## TASK DATA
[Start of section]

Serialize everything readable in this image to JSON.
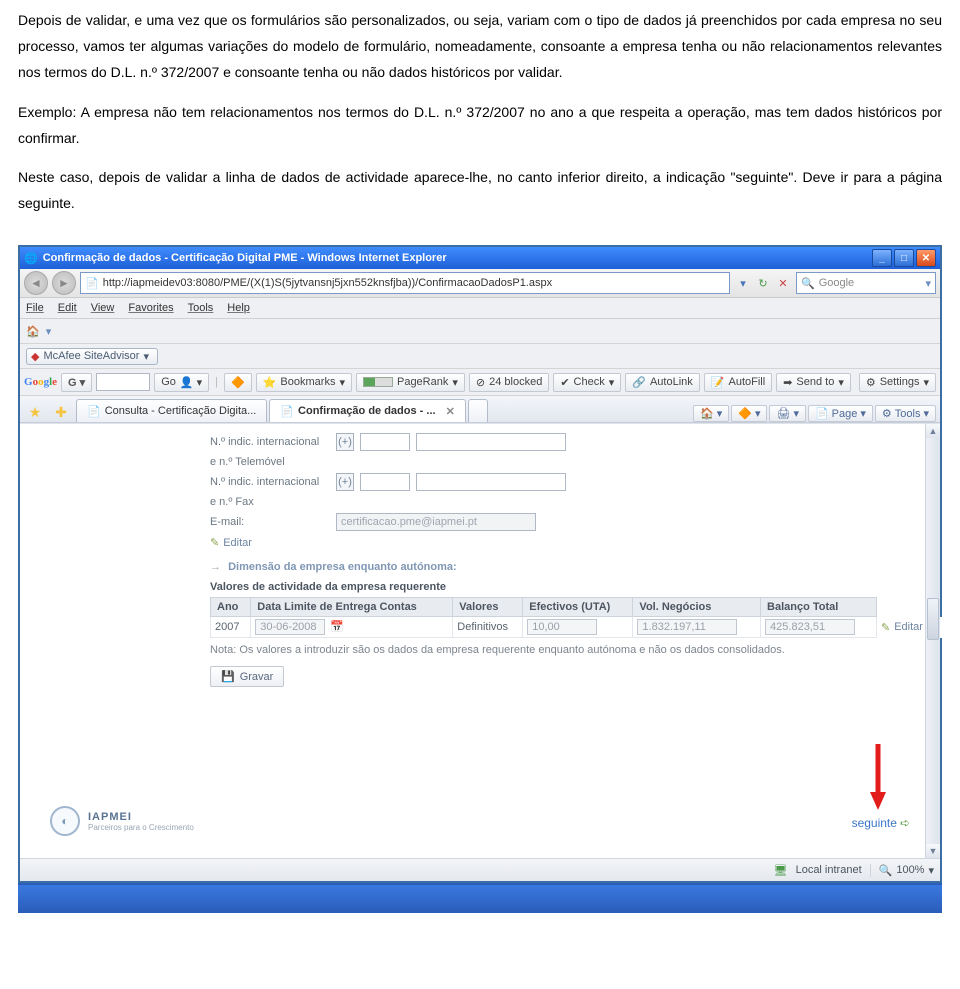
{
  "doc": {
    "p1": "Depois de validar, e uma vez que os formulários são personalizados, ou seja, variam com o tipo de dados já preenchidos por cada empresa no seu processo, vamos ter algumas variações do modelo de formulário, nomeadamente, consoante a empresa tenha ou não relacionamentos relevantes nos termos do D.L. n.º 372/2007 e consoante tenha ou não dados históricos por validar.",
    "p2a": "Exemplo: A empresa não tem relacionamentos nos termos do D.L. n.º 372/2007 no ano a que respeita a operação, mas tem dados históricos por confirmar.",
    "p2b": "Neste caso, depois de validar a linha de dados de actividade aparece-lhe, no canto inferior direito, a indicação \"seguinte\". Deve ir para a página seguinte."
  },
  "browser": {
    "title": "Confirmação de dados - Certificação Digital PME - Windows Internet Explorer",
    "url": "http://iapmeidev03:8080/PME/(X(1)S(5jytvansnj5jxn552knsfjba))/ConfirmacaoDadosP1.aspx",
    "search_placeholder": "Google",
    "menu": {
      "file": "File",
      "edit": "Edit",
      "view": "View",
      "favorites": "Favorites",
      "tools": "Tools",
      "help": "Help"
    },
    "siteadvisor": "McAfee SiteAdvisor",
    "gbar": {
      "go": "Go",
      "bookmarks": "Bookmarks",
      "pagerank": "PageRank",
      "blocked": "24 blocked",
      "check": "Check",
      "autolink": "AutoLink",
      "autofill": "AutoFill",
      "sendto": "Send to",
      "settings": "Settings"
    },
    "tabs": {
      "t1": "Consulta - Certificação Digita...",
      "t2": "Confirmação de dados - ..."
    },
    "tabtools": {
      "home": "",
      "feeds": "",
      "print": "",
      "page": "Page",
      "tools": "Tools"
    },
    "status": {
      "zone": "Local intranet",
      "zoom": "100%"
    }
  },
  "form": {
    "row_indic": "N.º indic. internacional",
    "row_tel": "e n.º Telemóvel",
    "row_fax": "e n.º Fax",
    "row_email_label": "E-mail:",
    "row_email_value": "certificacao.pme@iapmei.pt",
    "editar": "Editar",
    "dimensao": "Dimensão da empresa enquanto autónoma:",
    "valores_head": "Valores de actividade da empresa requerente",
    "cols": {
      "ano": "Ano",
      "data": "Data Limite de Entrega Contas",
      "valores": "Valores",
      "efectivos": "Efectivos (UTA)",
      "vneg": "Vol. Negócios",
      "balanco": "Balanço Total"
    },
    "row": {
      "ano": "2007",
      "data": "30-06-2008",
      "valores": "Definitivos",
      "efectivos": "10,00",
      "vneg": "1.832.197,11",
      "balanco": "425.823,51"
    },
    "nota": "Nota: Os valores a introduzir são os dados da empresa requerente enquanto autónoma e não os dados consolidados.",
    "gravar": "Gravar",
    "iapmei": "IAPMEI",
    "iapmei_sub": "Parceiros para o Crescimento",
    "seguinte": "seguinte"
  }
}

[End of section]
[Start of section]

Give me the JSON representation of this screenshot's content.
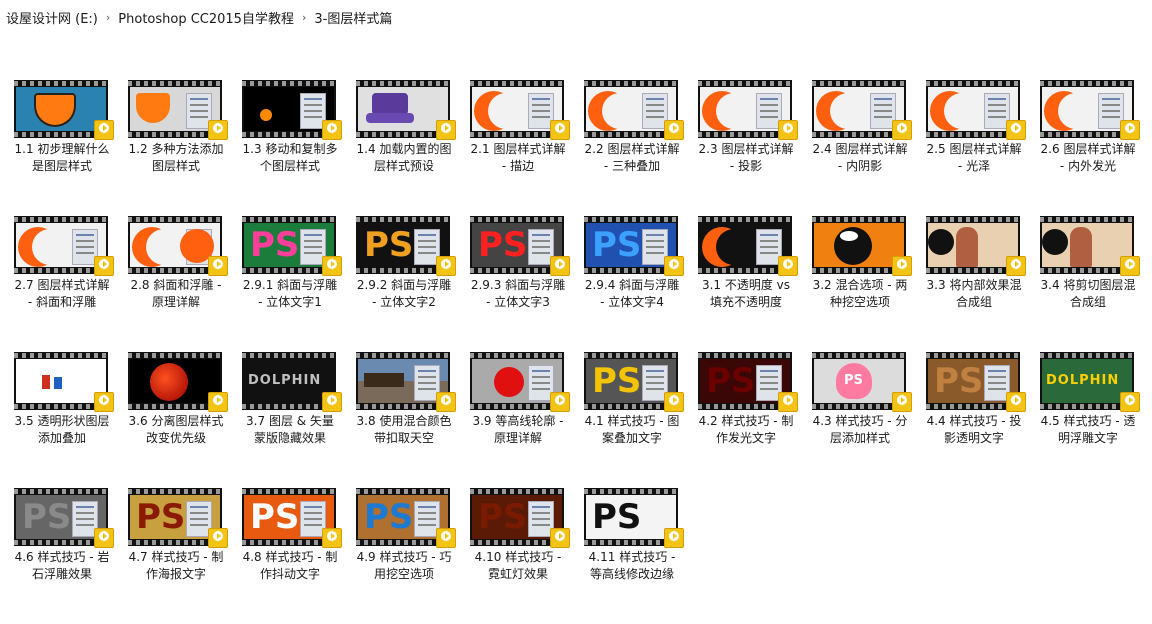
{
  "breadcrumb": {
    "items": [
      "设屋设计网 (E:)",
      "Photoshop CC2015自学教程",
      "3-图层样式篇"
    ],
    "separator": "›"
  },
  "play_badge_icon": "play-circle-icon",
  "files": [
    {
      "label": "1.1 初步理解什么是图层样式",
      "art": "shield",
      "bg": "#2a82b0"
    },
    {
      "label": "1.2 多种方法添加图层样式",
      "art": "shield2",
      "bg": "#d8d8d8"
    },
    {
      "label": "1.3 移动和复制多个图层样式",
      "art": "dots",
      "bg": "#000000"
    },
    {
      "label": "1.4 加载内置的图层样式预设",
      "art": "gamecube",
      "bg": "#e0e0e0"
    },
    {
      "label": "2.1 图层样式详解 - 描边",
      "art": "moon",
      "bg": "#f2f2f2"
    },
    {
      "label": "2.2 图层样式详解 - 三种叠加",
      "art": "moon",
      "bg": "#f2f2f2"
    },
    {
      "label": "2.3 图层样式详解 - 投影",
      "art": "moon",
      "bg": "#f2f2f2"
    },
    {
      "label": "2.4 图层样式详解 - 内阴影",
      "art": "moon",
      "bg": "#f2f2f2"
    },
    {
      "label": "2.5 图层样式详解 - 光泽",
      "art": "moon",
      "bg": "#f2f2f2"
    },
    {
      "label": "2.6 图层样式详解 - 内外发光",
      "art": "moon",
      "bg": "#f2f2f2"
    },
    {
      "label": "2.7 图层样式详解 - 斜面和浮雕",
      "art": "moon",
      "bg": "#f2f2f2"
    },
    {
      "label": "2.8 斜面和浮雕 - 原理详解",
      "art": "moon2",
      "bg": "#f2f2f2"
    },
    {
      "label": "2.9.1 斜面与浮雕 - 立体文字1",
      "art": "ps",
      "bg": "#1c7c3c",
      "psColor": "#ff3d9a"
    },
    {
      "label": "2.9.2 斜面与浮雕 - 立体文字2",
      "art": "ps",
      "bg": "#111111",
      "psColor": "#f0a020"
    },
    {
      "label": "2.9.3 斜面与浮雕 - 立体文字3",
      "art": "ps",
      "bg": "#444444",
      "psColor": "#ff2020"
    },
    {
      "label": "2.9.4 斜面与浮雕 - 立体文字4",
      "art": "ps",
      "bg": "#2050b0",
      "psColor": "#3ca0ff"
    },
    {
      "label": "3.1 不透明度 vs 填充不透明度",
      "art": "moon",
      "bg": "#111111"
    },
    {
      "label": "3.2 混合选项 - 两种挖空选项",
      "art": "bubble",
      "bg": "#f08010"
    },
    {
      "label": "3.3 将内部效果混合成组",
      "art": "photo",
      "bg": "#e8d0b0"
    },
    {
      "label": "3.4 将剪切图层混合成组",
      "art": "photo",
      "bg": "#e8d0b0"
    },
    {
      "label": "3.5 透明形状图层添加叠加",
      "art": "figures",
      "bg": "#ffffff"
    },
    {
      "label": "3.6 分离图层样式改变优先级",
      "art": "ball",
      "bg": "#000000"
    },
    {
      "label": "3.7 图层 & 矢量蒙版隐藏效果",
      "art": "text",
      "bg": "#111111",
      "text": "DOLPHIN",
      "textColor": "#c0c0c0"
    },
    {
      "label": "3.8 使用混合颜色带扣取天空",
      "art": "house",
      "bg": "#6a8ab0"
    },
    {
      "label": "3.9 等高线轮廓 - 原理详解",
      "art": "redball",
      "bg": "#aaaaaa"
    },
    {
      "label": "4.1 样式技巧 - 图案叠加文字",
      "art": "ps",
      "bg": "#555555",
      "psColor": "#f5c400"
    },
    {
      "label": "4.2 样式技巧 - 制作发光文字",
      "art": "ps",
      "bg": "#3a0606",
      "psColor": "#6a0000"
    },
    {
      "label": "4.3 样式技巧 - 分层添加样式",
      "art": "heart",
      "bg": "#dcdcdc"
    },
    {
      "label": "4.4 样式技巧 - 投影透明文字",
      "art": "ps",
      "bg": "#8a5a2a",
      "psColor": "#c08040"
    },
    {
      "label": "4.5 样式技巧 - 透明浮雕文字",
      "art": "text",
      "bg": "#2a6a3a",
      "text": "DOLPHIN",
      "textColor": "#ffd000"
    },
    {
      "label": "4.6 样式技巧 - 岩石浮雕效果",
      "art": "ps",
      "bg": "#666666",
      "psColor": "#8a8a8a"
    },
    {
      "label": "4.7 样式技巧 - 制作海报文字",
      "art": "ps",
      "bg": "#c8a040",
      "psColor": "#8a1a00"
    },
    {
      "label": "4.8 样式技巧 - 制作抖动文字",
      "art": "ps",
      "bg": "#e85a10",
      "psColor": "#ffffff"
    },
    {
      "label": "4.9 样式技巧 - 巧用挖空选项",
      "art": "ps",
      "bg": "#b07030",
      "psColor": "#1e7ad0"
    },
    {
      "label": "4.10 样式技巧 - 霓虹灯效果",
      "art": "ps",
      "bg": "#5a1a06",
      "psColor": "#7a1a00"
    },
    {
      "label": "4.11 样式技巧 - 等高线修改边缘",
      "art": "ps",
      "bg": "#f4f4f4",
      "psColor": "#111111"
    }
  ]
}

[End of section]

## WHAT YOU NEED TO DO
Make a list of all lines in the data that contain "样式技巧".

## PROBLEM SOLUTION
      "label": "4.1 样式技巧 - 图案叠加文字",
      "label": "4.2 样式技巧 - 制作发光文字",
      "label": "4.3 样式技巧 - 分层添加样式",
      "label": "4.4 样式技巧 - 投影透明文字",
      "label": "4.5 样式技巧 - 透明浮雕文字",
      "label": "4.6 样式技巧 - 岩石浮雕效果",
      "label": "4.7 样式技巧 - 制作海报文字",
      "label": "4.8 样式技巧 - 制作抖动文字",
      "label": "4.9 样式技巧 - 巧用挖空选项",
      "label": "4.10 样式技巧 - 霓虹灯效果",
      "label": "4.11 样式技巧 - 等高线修改边缘",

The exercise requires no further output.